It is official. The winter break is over, and it is time to get ready for those races you have marked on your calendar. The first order of business is to lose a little bit of that winter padding.
Since, I have a 70 miler planned for this summer, I figure losing 10 pounds would be handy. Here are a few approaches that have worked for me in the past
No more late night snacks
Awhile back I read a book called the 8 hr diet. Like most diet books I find that there are usually a few nuggets that I can use. The author claims that we should really only eat in an 8 hr window during the day. So if you have breakfast at 9 then your last meal has to be at 5.
I found this a bit constricting, especially when I did big runs. However, keeping myself to a 10 hr window seems to work well. I usually have breakfast @ 9:30 AM so I try to give myself a hard deadline of not eating after 7 PM.
To Carb or not to Carb
Ask someone who is trying to lose weight, and I bet dollars to donuts that they are going to tell you that they are cutting back on Carbs. That may be fine for the average person, but endurance athletes need Carbs. Your muscles run on Glycogen, and you get Glycogen from Carbs.
So that’s it, you must eat Carbs. Not so quick! The other fuel that your muscles use is Fat. In fact, at lower intensities your muscles prefer fat to glycogen. Add in the fact that we can store 10x as many calories in the form of fat, and every endurance athlete wants to burn fat. So, a high fat and low carb diet will help.
Ya, me too. So through much trial and error, I have found a work around that seems to work for me. I try to go low carb for most of the day, and then add a healthy portion later in the day, for me this is dinner. I also have at least one high carb day every week. This helps me lean down while still keeping my energy up.
What about supplements?
So, all I can report is what has worked for me. I can say that I have tried many things with varying results. At the moment there are only a few things that I find are worthwhile.
Since, this article is focused on weight lose I will only talk about those. For me, there are only 2 or 3 things that I have found are worthwhile.
- Green Coffee Bean
These are exactly what they sound like. Simply coffee beans that have not been roasted. And no, it is not just the caffeine that helps with weight lose. Green coffee beans also contain Chlorogenic Acid.

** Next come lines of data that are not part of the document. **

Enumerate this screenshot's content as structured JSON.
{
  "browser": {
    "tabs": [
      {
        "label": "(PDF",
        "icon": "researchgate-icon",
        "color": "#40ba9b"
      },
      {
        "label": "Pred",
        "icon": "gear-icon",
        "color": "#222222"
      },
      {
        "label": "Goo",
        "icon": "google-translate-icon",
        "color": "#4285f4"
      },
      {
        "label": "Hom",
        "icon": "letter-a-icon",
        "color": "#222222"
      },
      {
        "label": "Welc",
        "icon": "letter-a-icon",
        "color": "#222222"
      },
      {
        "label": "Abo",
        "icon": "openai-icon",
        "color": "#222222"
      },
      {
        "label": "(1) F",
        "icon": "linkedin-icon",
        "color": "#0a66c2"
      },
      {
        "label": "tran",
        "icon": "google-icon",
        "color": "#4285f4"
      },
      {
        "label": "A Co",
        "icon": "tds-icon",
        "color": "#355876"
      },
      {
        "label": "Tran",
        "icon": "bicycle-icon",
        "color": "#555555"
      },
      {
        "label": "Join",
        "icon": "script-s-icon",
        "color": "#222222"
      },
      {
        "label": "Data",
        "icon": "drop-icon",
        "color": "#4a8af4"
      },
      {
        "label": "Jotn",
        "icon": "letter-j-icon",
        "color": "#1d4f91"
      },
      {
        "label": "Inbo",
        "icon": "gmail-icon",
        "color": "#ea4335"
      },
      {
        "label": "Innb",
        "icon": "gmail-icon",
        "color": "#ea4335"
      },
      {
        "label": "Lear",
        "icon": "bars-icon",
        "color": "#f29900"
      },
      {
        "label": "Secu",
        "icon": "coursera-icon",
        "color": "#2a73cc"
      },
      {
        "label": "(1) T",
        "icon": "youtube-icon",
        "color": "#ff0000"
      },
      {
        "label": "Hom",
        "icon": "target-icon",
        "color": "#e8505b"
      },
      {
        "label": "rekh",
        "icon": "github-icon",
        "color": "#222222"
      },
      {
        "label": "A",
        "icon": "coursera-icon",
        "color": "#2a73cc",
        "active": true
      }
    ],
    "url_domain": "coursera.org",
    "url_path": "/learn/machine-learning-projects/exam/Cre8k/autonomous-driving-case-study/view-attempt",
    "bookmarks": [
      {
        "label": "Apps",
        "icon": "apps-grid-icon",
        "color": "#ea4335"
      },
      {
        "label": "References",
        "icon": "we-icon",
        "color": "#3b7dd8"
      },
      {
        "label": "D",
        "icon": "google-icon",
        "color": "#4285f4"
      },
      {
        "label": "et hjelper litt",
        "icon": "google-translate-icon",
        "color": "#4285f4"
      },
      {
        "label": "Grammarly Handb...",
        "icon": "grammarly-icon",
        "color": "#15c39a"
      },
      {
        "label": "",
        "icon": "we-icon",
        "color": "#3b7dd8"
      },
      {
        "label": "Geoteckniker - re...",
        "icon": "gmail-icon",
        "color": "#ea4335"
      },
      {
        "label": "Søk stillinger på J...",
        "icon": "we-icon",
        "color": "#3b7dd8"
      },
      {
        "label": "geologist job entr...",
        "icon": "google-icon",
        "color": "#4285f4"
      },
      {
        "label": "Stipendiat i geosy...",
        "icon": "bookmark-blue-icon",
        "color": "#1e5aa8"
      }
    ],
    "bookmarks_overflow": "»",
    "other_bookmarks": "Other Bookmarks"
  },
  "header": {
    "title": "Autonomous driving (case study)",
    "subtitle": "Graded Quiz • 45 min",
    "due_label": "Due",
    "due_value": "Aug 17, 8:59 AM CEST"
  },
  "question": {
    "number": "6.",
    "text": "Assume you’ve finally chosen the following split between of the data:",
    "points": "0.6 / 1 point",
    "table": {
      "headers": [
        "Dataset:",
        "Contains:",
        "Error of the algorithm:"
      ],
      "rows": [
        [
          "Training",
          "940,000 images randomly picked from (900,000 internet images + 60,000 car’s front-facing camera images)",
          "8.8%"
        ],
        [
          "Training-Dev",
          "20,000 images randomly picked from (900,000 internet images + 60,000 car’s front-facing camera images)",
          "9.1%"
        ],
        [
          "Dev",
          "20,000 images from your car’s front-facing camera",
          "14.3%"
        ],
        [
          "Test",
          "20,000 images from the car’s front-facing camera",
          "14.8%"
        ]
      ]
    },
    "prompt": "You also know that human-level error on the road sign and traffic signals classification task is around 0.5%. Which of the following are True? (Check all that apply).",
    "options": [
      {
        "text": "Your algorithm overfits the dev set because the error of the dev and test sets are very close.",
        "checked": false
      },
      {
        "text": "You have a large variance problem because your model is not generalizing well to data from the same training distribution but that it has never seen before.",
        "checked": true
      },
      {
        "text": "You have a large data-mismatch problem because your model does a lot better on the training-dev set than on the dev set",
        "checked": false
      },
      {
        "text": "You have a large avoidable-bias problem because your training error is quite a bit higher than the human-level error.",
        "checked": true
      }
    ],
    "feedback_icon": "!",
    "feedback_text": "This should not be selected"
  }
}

There are many benefits to Chlorogenic Acid, it is thought to have health benefits for heart disease, diabetes, weight loss, and others. For weight loss, chlorogenic acid in green coffee is thought to affect how the body handles blood sugar and metabolism.
- Raspberry Ketone
There is less evidence that Raspberry Ketones work. So, this is really a try and see supplement. I have had success, but scientifically there is less proven evidence. I have seen reports that claim it increases metabolism, but like I said nothing rock solid.
Since Raspberry Ketone is a chemical derived from red raspberries, I see little risk in trying them. But I will leave that up to you.
- A good protein
You need protein to build lean muscle. More lean muscle mass will cause your body to burn more calories during a day. Burning more calories will cause you to lose weight. But, lets be clear this does not mean that you drink a 1500 calorie shake and expect to lose weight. Make sure that your Calorie intake is still reasonable.
Burn more calories then you eat
This is really the granddaddy of them all. To lose weight you have to intake less calories then you burn. Simply really, but extremely hard to do.
Ok, we know that 3500 calories equal 1 pound of body weight. So if you want to lose 10lbs then we need to find a way to burn off 35,000 calories. But, here is the kicker. We don’t want to cut it so drastically that we get sick or we can’t perform. The latter being a real worry for endurance athletes. We need to train at an optimal level, and to be at that level we need to have fuel.
For myself, one of the things I fail to accurately track is how many calories I burn during a workout. So, let’s say my goal is to keep my calorie intake to 2000 calories per day. But, then I run 15km and burn 1500 calories. Now, my calorie intake for that day needs to be 3500 ( 2000 + 1500 ). But, what happens if you are guessing at how many calories you burn. This is where training with a heart rate monitor is extremely useful.